|Icon of Francis and Clare from WordPress|
I may need to return. It troubled me that I'd forgotten Clare's crypt and her waxened body. Then I began to remember snippets: ---that St. Camilla's body looked plastic, while St. Clare seemed to have but the lightest coat of wax so that I thought, in walking past the crypt, that I hadn't remembered her body was preserved incorruptible. I think I knelt there. Maybe I didn't. Maybe people were in line behind me; I suppose they were. ---that when we left the crypt I said to John, "Maybe we ought to change the name of our home from Sunshine Hill to The Chiara House." Her name rings bells inside my heart (Kee AH rah). ---that I stood for a long time in front of an alb she had made for Francis. It was twice as long as a man is tall, and the now fragile material had been needleworked with an intricate design that must have taken her years to complete. And I wondered what she might have been thinking, praying, dreaming, imagining, surrendering as she worked on that sacred garment. What flesh actually remains of her now, fragile as this alb? Bone fragments? Ash? Wisps enclosed in wax.
The icon above from WordPress touches me to the quick. They had one vision, the two of them. One faith. One hope. Probably one Love. It's not like being in-love with one another. It is more like being inside Love itself, together. Divine Love itself. Or, maybe like "between us, One I."
Why didn't I remember that I saw her waxened body? Maybe because she transcended that body a long time ago, even while she still lived on this earth. What IS this earthly body of ours? Why have religions thought it significant when the flesh does not dissolve? It's barely there anyway. Sometimes this flesh seems to dissolve while living itself into the living flesh of others. Can I always tell where you stop and I begin? Doesn't physics tell us we are mostly space? So when we live in that space and not so much in our solidity, what then? Chiara! Chiara! We are you, now, walking past whatever remains of your fragile flesh hidden in that wax. We must carry now your light. Was that where I was that day? Somewhere out in the fields with her spirit? Somehow dancing in the radiance of her shining? My fleshly eyes peered through the heavy grill that protected her waxened remains, and quickly forgot. But something else in me saw Light, Chiara, and remembered.
|Again, not allowed to take pictures, I found this one on the Internet|
Back at St. Mary of the Angels Basillica, John and I browsed in the bookstore where they sell Franciscan books in almost any language. There's a small English section. One book caught my eye: Francis and Clare in Poetry. I waited though until I returned home to buy it, and when I did I opened to a poem by John F. Deane whose experience, somewhat different from mine, touched my heart and brought Clare very much into the present moment.

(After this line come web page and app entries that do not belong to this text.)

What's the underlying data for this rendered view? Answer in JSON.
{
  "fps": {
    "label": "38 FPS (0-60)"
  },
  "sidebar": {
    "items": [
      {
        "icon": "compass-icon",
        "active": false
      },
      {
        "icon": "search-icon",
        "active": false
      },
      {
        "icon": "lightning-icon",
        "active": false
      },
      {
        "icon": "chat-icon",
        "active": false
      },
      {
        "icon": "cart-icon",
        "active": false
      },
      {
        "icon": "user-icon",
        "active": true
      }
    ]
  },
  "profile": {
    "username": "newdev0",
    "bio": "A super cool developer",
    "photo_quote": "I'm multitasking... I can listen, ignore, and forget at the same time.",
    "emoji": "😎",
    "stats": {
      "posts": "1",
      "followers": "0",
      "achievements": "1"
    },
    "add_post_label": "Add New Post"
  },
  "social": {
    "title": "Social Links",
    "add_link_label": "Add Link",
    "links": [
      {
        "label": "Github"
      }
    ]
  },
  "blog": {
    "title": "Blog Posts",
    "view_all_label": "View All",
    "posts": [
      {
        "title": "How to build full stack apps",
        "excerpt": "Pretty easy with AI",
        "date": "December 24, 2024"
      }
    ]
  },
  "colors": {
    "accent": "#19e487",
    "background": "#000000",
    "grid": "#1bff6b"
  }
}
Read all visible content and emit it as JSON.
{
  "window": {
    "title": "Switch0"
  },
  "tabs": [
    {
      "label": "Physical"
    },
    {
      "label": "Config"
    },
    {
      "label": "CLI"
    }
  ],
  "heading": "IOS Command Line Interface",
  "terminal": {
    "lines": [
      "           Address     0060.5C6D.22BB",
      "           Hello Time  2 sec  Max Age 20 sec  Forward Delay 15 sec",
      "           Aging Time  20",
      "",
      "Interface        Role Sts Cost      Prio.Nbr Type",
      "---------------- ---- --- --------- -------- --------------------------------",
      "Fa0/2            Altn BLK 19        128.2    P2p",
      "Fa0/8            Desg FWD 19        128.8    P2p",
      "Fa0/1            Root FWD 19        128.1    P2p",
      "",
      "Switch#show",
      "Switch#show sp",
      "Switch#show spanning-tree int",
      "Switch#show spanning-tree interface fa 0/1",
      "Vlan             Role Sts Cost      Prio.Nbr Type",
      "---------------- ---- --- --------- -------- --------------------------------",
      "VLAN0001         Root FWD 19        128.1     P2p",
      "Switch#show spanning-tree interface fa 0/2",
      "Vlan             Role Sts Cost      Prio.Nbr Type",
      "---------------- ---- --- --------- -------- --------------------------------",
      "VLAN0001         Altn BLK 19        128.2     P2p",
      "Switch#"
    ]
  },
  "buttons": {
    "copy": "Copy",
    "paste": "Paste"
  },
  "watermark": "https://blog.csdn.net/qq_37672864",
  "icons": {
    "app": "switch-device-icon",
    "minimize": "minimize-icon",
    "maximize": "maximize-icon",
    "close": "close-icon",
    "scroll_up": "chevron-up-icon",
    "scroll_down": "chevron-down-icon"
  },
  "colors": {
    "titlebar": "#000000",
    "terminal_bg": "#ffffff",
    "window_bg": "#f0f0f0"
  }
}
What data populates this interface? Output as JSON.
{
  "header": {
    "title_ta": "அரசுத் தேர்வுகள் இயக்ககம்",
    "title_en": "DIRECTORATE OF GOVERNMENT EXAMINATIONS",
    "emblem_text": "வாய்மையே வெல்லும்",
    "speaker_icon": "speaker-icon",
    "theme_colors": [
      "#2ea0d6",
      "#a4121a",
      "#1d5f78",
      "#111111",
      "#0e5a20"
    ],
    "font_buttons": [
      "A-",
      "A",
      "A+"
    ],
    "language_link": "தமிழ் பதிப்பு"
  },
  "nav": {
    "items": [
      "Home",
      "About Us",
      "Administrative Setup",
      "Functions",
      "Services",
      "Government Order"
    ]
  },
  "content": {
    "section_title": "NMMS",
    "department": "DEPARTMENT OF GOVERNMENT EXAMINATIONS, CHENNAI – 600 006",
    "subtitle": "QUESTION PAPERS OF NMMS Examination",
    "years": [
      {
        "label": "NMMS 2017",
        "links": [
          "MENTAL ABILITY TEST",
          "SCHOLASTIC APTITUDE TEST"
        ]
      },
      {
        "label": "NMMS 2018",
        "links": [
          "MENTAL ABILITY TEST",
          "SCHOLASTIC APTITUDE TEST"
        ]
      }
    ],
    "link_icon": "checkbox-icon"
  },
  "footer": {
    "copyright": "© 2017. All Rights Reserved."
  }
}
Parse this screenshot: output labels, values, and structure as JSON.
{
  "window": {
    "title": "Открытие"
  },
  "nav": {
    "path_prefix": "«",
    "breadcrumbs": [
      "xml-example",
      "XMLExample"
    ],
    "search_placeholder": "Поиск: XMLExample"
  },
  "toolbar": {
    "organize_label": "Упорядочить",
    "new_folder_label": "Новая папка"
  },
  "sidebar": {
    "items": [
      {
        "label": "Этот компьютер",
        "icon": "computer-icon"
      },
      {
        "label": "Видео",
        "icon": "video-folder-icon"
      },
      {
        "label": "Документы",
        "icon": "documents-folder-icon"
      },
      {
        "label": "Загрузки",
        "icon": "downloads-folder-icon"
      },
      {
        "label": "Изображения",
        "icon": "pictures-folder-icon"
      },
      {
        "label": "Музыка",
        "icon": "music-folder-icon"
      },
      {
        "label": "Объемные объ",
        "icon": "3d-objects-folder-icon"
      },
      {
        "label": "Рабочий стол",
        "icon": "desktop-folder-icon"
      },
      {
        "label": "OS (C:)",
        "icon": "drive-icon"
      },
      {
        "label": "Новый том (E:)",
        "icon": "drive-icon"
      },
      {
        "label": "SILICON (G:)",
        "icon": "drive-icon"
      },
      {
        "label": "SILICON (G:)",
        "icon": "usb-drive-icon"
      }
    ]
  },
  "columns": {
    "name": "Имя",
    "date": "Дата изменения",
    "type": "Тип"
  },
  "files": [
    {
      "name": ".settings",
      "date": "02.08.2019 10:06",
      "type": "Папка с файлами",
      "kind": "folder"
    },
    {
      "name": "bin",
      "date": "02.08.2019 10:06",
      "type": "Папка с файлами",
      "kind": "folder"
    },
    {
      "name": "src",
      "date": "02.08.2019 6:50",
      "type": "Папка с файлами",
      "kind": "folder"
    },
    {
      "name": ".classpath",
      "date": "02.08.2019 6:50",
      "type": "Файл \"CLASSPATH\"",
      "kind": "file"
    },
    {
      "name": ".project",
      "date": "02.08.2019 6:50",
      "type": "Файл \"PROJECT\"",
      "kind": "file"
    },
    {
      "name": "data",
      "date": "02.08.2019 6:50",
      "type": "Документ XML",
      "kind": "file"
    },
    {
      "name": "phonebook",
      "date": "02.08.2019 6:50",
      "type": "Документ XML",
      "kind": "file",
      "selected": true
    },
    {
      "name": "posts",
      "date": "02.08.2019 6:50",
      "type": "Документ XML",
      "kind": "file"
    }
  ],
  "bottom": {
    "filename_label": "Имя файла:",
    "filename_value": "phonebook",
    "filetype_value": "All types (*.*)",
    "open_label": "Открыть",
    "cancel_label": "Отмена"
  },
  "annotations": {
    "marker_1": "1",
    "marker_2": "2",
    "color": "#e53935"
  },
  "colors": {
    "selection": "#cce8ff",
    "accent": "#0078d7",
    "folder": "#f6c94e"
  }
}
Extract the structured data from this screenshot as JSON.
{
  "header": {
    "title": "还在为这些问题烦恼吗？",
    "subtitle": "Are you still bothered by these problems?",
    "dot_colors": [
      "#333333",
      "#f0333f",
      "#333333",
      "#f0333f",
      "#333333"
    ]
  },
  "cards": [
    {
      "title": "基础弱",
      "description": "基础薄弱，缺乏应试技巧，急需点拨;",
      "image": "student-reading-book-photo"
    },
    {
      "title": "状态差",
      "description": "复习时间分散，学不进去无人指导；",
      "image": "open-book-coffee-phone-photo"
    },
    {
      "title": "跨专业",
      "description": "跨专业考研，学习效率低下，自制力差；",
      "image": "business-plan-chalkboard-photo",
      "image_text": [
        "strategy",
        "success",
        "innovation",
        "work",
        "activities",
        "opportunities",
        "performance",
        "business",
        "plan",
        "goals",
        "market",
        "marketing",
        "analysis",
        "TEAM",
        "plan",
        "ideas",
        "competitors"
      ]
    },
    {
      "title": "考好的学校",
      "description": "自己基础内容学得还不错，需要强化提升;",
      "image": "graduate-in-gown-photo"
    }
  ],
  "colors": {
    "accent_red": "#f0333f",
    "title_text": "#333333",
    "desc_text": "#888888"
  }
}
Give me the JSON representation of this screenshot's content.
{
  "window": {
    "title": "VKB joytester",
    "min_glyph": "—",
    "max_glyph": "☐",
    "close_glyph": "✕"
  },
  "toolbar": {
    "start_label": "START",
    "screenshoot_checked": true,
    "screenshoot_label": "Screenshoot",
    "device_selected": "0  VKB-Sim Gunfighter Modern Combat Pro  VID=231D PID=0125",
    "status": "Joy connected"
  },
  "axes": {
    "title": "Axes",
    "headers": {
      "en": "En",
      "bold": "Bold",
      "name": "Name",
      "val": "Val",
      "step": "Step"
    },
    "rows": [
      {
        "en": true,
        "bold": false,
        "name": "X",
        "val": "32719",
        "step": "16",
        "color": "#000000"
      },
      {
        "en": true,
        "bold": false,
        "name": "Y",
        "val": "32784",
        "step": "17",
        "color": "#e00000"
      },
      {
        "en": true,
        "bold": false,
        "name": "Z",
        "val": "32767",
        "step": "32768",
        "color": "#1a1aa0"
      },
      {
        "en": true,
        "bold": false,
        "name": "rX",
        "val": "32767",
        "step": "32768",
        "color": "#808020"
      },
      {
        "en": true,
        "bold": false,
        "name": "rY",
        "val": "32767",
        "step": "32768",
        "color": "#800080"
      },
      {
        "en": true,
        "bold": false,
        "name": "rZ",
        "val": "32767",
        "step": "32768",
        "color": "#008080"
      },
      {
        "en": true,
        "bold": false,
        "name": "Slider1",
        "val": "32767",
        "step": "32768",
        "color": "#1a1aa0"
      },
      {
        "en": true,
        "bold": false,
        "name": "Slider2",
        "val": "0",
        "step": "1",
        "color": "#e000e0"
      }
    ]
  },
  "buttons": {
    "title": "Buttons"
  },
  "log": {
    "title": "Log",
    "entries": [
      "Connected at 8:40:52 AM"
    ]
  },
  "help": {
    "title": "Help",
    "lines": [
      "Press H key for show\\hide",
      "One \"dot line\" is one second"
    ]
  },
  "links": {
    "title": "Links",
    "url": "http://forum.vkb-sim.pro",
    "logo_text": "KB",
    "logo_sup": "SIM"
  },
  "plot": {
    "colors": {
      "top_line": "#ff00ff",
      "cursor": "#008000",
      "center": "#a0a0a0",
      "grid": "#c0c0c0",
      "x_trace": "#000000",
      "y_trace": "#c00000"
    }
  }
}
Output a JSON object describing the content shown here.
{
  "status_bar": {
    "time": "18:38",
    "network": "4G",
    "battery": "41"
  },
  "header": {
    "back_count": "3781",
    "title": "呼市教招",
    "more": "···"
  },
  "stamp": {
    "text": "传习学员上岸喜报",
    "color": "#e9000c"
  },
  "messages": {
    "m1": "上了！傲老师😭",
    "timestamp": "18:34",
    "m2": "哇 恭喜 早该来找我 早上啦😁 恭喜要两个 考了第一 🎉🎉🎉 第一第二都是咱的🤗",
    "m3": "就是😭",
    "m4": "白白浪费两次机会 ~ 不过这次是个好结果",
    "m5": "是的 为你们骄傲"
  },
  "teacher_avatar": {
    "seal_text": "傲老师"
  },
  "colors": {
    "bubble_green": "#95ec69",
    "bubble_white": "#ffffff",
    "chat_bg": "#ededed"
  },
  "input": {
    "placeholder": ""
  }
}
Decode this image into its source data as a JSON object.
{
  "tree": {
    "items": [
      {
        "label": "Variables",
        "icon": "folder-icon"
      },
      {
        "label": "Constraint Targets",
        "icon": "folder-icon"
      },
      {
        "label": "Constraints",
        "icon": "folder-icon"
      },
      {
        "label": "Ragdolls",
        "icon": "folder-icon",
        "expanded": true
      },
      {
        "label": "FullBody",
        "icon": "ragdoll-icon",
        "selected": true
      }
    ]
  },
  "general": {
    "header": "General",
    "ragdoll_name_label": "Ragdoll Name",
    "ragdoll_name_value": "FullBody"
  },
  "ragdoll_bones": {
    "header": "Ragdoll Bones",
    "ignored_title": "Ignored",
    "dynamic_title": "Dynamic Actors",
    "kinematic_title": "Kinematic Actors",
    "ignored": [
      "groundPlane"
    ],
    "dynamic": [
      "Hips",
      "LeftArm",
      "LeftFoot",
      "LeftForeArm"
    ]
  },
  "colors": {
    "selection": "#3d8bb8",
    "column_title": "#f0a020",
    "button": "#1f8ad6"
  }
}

THE POOR LADIES OF SAN DAMIANO
Step down, out of the sun, into this crypt:
still life, with candlelight, and bride;
she has waited seven hundred years
for the bridegroom to claim her body;
she lies, in a glass casket, beyond glass walls;
watch, and your own face is watching back. Name her--
clara, bright, translucent--Clare;
and something less, not-life, not-death: dusk.
The face has a talcum pallor,
the fingers have the sheen of candlewax.
Precious, preserved, a dried flower.
Purple toadflax clings
to chinks in a high brick wall
in a market town in Ireland;
on glass-spiked wall-tops
lilac and laburnum droop,
their purple grapes,
their tresses of golden hair.
Poor ladies. Behind their walls
they struggle to emulate
the image of the Bridegroom, crucified;
outside, dealers thump with sticks
on the flanks of cattle;
trucks go by, their stench of dung,
the gasps of jostled animals.
Clare, like Penelope, sat by her mirror
embroidering an alb for Francis;
when their eyes met he was watching
far beyond, and only distorted shadows
passed on the mirror's surfaces.
Outside, olive trees drooped with a weight of fruit;
the density of flesh, if she could only
shuck it off, allow the blossoming
of love, of ecstasy, untrammelled, pure;
Clare, in quiet, offered up her life to God
bringing a coarse, dark fabric as a dowry.
In Ireland, poor ladies behind their grille
have given up their lives for peace;
as wedding blessings they send out prayers,
and rosaries of olive-coloured beads.
Today, above Assisi, mirage fighter jets
burst from the sun to shatter
the convex mirror of the sky.
We come, tourists, wedding guests,
step down out of the sun into the crypt;
whispering, and jostling, we are ushered past;
we know she died, Juniper and Angelo are witnesses;
she stepped through the mirror
into God's image, leaving her flesh
for the curious eyes of centuries.
|Artist: Susan Clark|